After 15 years as a scene-stealing fixture across the Pond, plus a breakout turn as the star of USA’s short-lived “Rush,” Welsh actor Tom Ellis has landed one hell of a role — as Lucifer himself, in Fox’s eponymous supernatural drama. Perhaps it’s time to give the devil his due.

Lucifer is a character who comes with a lot of preconceptions – did you have any trepidation about taking the role?

I think I was wonderfully naïve about that, actually. [Laughs.] I read the script and literally, four or five pages in I thought, “this is something I really wanna do,” because it was so funny. So I didn’t think, I suppose, about the gravity of playing this character or what that means to lots of people. But obviously since accepting the role and doing it, yes, certain groups have come forward to express their displeasure about this. I always find it interesting when people comment on stuff they haven’t seen. It says more about them than about what we’re doing…

I come from a very religious household, growing up; my father’s a pastor, my uncle’s a pastor and my sister’s a pastor, and they’re all thrilled that I got this job and they’re able to understand what this show is, I suppose, which is a satire using the character of the devil to tell a redemption story. And that’s ultimately what this is – it’s not trying to offend anyone or throw up any big theological debate, it’s just a piece of entertainment, basically. If there’s anything at the heart of it that’s didactic or there’s a message there, then it’s maybe that people should have a little look at themselves and take responsibility for their own actions rather than put it on other people or other things, other beings.

In the same way that “Bruce Almighty” had Morgan Freeman in a white suit playing God, that’s the tone in which we enter this sort of theology. It’s not out there to offend people. And if people do get offended by it, there’s lots of other things on.

What differentiates “Lucifer” from other Fox odd-couple procedurals like “Bones,” “Sleepy Hollow” and “The X-Files”?

When I first read this and then we started to move into the series, I think more about “Moonlighting” than I do about any of the others… and another template for me in terms of the tone of their relationship is Benedick and Beatrice in “Much Ado,” you kind of feel that they really love each other but there’s too many things in the way, and it makes for great entertainment, that will they/won’t they aspect of any show like that, it’s a big hook.

But I think what makes it different from those shows is that Lucifer’s indifferent to the crime they’re solving. It doesn’t really matter to him about finding out about the crimes, so much, until something might twig for him along the way, but it’s all a game to him, and if it’s ever more than a game, it’s something that he hasn’t bargained for. I think that’s what differentiates this from a lot of those shows. And I know the pilot is funny, but for a network hour drama, I think how funny this show is differentiates itself from those shows, it doesn’t take itself too seriously… We’re not trying to do anything or replicate anything, we’re just having a lot of fun with this character and his experience and hopefully people watching will get that sense of fun.

What’s the biggest culture shock between working in the U.S. and the U.K.?

The volume of episodes and the size of everything.
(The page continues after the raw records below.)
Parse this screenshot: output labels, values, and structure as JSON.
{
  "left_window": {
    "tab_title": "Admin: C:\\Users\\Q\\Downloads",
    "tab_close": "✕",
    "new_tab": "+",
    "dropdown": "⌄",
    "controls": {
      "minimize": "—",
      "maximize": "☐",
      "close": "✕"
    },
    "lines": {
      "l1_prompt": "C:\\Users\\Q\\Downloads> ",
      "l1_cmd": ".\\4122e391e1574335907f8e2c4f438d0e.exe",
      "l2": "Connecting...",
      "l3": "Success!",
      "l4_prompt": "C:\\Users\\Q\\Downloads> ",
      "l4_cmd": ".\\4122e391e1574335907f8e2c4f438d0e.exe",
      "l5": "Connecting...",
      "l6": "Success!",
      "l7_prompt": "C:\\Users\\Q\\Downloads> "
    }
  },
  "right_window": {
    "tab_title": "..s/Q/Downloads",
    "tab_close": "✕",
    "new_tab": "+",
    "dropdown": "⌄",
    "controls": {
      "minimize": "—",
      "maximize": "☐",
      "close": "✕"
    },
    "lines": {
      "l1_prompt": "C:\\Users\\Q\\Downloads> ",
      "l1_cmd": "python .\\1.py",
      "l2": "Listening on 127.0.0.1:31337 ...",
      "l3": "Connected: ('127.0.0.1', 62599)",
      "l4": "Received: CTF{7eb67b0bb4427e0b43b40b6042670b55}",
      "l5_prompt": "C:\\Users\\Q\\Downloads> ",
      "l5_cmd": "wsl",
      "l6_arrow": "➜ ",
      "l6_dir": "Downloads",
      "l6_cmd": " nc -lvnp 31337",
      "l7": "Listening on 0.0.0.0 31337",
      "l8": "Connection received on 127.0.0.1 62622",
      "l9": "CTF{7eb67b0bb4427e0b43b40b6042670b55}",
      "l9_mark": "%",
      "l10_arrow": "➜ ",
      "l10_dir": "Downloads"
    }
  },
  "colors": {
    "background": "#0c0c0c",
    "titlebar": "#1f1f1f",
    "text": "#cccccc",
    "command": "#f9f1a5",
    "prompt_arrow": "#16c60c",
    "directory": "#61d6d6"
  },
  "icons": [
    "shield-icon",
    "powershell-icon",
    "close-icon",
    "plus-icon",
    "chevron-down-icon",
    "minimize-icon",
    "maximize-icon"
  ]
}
When we were shooting the pilot, it was 18 days. We would close down Hollywood Boulevard for five days to do these night shoots, and I’m like, “This is insane; I can’t believe this is happening.” Since working in the States, I’ve had a lot of “pinch me” moments.

What’s the best career advice you’ve been given?

It was from Mark Strong, and it’s always stuck with me: He said, “Just know what you’re in.” Finding the tone of the piece that you’re in and your performance fitting within that is the key.

“Lucifer” premieres Monday, Jan. 25 at 9 p.m. on Fox.